WORK ITEM:
If a line in the material below has the word "heading", copy it.

TASK DATA:

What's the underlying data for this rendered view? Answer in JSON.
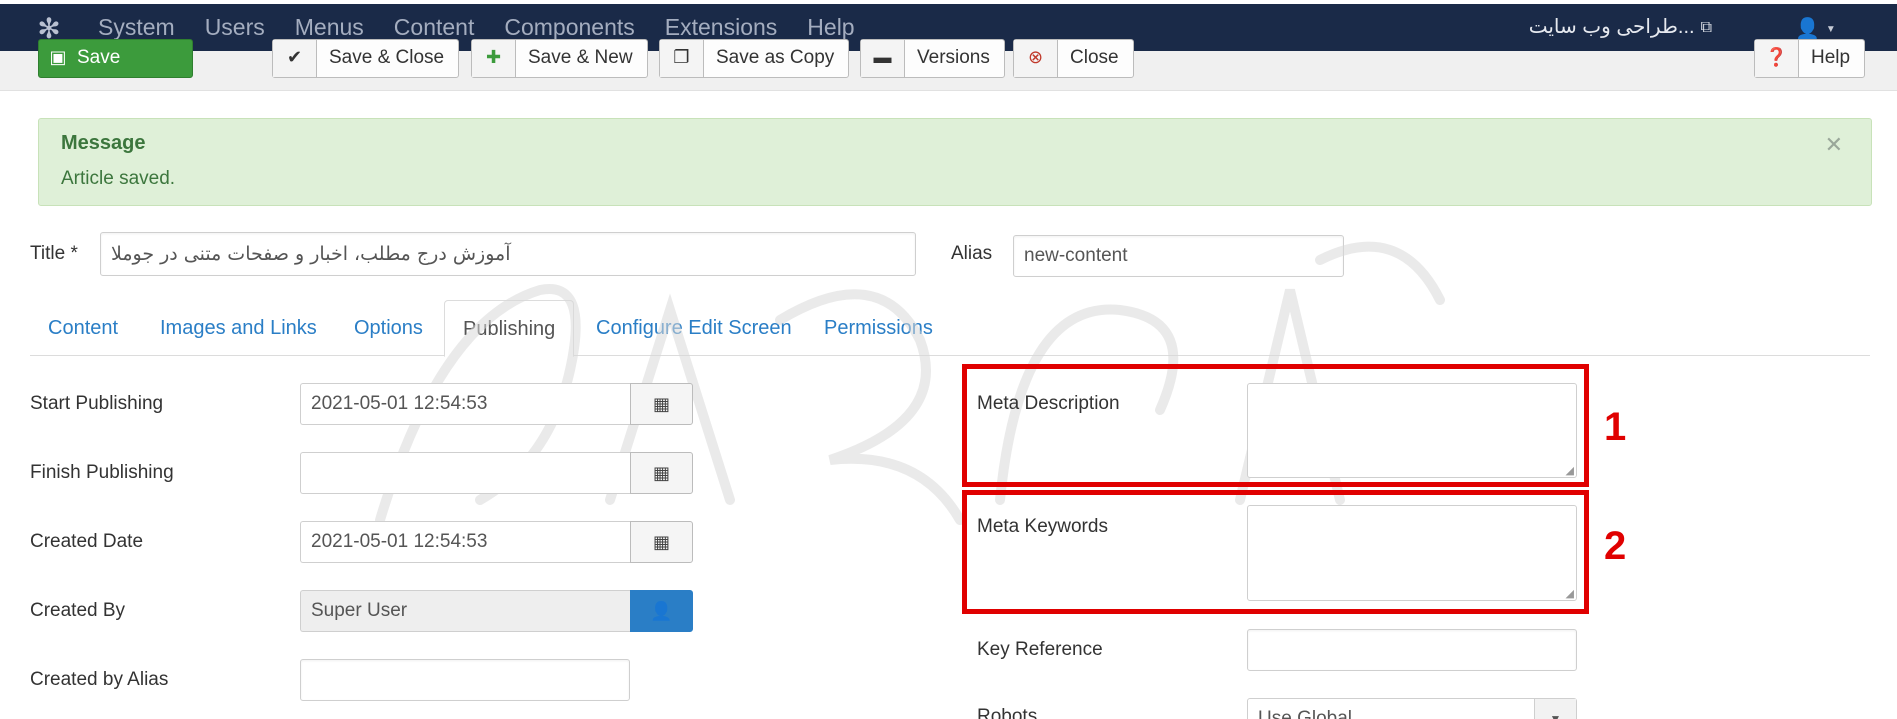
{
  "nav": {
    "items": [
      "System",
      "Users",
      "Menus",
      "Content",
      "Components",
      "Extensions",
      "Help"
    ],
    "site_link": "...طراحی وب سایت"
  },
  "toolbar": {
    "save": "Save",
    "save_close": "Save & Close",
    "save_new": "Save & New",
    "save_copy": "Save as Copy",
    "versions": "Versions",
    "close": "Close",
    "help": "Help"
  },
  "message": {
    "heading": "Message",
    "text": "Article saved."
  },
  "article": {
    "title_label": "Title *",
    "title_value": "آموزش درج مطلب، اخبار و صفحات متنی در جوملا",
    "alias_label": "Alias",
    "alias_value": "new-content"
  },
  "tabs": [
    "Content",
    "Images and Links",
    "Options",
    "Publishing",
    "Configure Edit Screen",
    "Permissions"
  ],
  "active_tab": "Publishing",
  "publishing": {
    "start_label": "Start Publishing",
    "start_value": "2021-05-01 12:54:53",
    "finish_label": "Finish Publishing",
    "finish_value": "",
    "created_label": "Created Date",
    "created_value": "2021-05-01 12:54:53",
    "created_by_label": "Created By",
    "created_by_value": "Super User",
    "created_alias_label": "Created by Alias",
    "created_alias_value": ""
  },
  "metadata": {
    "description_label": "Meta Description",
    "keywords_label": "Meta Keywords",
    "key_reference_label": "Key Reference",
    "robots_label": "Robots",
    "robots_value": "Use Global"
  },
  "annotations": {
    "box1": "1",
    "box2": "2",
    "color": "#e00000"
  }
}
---
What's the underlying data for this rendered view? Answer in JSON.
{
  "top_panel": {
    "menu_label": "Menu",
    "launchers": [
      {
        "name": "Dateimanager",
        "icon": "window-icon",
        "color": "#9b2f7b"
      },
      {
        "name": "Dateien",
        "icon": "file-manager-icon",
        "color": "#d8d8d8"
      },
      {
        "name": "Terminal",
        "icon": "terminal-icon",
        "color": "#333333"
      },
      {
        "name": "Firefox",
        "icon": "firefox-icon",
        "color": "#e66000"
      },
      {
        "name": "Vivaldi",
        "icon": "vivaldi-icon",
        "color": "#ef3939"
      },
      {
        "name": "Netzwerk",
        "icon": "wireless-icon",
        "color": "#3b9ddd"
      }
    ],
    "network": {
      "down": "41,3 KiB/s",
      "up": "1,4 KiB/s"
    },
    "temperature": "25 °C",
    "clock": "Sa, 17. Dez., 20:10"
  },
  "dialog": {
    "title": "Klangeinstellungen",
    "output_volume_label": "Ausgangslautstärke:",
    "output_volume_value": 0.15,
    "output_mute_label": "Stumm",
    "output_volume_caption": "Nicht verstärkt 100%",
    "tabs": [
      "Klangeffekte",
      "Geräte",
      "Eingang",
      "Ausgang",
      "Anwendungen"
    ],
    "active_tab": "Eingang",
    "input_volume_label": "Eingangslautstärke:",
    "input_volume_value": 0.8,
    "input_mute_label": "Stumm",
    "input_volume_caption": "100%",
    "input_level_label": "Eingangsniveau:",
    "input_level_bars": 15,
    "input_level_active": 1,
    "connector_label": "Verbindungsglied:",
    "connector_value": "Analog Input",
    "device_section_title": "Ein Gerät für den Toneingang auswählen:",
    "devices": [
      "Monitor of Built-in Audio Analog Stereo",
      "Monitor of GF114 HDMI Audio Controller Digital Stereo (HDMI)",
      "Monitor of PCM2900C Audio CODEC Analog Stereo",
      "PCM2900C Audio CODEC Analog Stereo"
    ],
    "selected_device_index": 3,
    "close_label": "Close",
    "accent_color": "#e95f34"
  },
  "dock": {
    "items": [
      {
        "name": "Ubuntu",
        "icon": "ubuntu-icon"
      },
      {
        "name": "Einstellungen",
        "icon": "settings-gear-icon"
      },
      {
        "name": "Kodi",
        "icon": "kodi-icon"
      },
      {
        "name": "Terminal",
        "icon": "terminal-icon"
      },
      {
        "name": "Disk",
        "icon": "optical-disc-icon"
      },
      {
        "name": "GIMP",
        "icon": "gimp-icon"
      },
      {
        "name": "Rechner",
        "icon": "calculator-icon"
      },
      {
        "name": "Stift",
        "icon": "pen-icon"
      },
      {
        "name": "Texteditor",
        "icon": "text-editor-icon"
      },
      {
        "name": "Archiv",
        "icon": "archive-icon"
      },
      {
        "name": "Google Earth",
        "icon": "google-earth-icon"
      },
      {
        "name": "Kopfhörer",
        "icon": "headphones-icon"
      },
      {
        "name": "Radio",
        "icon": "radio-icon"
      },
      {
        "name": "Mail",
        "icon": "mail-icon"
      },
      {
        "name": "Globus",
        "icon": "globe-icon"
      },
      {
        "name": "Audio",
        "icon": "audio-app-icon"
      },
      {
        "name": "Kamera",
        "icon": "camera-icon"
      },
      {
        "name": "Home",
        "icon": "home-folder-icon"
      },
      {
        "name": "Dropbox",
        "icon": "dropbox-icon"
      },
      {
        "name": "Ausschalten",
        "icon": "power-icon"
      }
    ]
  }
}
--
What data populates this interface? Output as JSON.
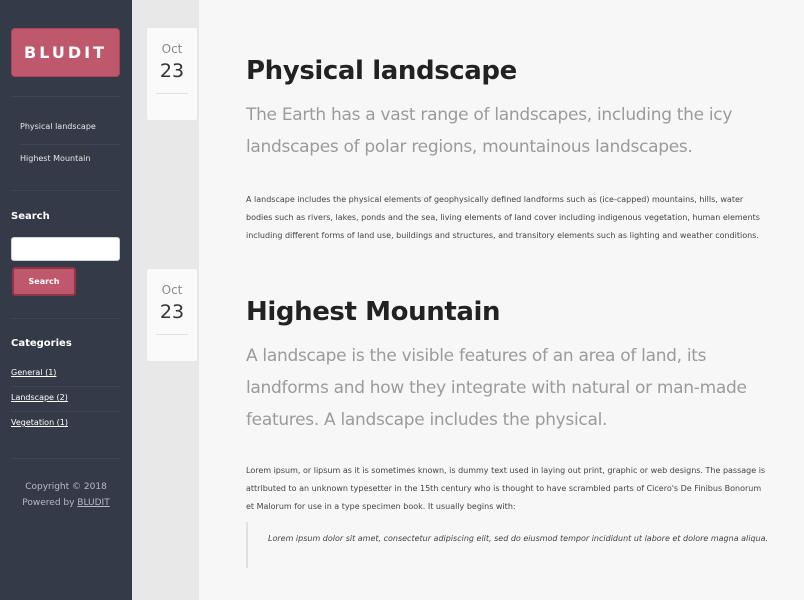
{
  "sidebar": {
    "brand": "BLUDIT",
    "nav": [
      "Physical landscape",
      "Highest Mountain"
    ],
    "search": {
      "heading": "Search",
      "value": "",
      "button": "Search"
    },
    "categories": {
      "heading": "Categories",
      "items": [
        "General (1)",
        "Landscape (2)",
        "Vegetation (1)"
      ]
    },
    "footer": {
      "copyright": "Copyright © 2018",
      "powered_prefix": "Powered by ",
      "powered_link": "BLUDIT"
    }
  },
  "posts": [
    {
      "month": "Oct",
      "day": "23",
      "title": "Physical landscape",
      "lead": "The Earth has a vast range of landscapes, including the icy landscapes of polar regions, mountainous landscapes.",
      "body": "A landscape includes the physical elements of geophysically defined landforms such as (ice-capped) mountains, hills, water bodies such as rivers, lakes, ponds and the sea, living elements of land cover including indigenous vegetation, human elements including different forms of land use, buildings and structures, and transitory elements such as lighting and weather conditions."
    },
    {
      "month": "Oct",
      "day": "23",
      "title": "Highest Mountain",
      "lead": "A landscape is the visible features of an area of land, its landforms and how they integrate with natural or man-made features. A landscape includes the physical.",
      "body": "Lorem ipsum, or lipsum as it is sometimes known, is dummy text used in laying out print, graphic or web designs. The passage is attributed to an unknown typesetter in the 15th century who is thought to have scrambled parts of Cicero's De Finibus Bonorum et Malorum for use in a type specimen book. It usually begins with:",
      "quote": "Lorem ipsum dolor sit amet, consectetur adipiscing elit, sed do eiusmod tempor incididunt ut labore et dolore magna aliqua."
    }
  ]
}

SOLUTION TO THIS EXERCISE:
    "heading": "Message",
      "heading": "Search",
      "heading": "Categories",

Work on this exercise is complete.